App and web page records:

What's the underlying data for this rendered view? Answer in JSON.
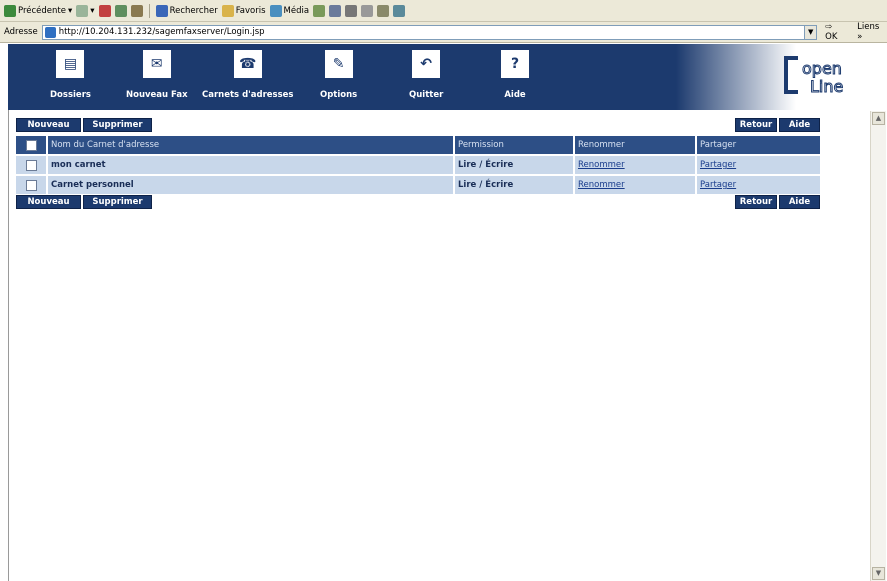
{
  "browser": {
    "toolbar": {
      "back": "Précédente",
      "search": "Rechercher",
      "favorites": "Favoris",
      "media": "Média"
    },
    "address_label": "Adresse",
    "url": "http://10.204.131.232/sagemfaxserver/Login.jsp",
    "ok": "OK",
    "links": "Liens"
  },
  "nav": {
    "items": [
      {
        "label": "Dossiers",
        "icon": "folder-icon"
      },
      {
        "label": "Nouveau Fax",
        "icon": "fax-icon"
      },
      {
        "label": "Carnets d'adresses",
        "icon": "phone-icon"
      },
      {
        "label": "Options",
        "icon": "wrench-icon"
      },
      {
        "label": "Quitter",
        "icon": "exit-icon"
      },
      {
        "label": "Aide",
        "icon": "help-icon"
      }
    ]
  },
  "logo": {
    "text1": "open",
    "text2": "Line"
  },
  "actions": {
    "new": "Nouveau",
    "delete": "Supprimer",
    "back": "Retour",
    "help": "Aide"
  },
  "table": {
    "headers": [
      "Nom du Carnet d'adresse",
      "Permission",
      "Renommer",
      "Partager"
    ],
    "rows": [
      {
        "name": "mon carnet",
        "permission": "Lire / Écrire",
        "rename": "Renommer",
        "share": "Partager"
      },
      {
        "name": "Carnet personnel",
        "permission": "Lire / Écrire",
        "rename": "Renommer",
        "share": "Partager"
      }
    ]
  },
  "colors": {
    "header_bg": "#1c3a6e",
    "table_header": "#2d4f86",
    "table_row": "#c8d7ea"
  }
}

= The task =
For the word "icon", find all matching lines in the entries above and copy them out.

= Written response =
        "icon": "folder-icon"
        "icon": "fax-icon"
        "icon": "phone-icon"
        "icon": "wrench-icon"
        "icon": "exit-icon"
        "icon": "help-icon"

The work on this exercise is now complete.